* [INPUT DATA]
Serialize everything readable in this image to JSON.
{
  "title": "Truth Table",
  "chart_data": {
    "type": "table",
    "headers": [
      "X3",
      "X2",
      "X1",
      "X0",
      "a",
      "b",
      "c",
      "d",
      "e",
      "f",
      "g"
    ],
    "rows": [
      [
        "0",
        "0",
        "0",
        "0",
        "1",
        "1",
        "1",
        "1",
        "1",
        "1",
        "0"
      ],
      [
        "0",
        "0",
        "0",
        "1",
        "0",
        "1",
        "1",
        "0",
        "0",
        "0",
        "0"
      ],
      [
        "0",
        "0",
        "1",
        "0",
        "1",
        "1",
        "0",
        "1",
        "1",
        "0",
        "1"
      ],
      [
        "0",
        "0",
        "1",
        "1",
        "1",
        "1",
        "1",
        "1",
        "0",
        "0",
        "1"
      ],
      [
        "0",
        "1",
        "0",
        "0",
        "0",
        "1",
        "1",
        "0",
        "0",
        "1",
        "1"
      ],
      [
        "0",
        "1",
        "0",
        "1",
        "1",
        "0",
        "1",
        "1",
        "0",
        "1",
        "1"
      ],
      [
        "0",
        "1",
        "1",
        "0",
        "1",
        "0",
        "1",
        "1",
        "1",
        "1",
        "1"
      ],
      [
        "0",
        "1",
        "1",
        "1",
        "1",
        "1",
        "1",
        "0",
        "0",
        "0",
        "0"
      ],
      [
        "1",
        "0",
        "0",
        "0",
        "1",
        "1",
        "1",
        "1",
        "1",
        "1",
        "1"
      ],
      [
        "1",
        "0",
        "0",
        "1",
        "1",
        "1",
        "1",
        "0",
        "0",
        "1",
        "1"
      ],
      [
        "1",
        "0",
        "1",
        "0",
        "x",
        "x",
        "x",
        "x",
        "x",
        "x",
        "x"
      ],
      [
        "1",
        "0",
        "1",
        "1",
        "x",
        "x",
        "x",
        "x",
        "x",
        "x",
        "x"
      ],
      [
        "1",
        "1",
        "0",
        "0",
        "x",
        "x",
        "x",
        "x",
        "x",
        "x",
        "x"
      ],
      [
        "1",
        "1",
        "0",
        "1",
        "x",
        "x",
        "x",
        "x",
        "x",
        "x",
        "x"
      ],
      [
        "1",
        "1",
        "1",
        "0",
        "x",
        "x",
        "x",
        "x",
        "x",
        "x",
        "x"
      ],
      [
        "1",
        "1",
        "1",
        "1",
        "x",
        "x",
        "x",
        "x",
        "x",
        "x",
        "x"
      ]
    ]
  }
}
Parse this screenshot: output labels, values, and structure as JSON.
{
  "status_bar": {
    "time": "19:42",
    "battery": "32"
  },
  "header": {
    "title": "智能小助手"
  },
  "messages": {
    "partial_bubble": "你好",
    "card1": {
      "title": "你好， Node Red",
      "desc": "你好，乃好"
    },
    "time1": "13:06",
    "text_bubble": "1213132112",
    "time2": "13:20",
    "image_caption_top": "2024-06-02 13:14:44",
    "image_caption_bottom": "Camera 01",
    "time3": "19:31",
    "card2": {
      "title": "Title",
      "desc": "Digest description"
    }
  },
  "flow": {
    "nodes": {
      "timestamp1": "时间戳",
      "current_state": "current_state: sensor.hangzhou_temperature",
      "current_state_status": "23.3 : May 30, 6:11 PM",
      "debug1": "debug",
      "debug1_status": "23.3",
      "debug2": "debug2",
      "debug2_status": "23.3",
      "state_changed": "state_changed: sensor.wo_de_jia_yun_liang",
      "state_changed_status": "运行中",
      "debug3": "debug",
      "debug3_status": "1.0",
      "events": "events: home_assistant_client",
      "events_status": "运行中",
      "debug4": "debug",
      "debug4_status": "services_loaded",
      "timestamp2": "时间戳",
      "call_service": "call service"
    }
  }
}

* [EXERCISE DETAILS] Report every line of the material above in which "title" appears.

* [SOLUTION]
  "title": "Truth Table",
    "title": "智能小助手"
      "title": "你好， Node Red",
      "title": "Title",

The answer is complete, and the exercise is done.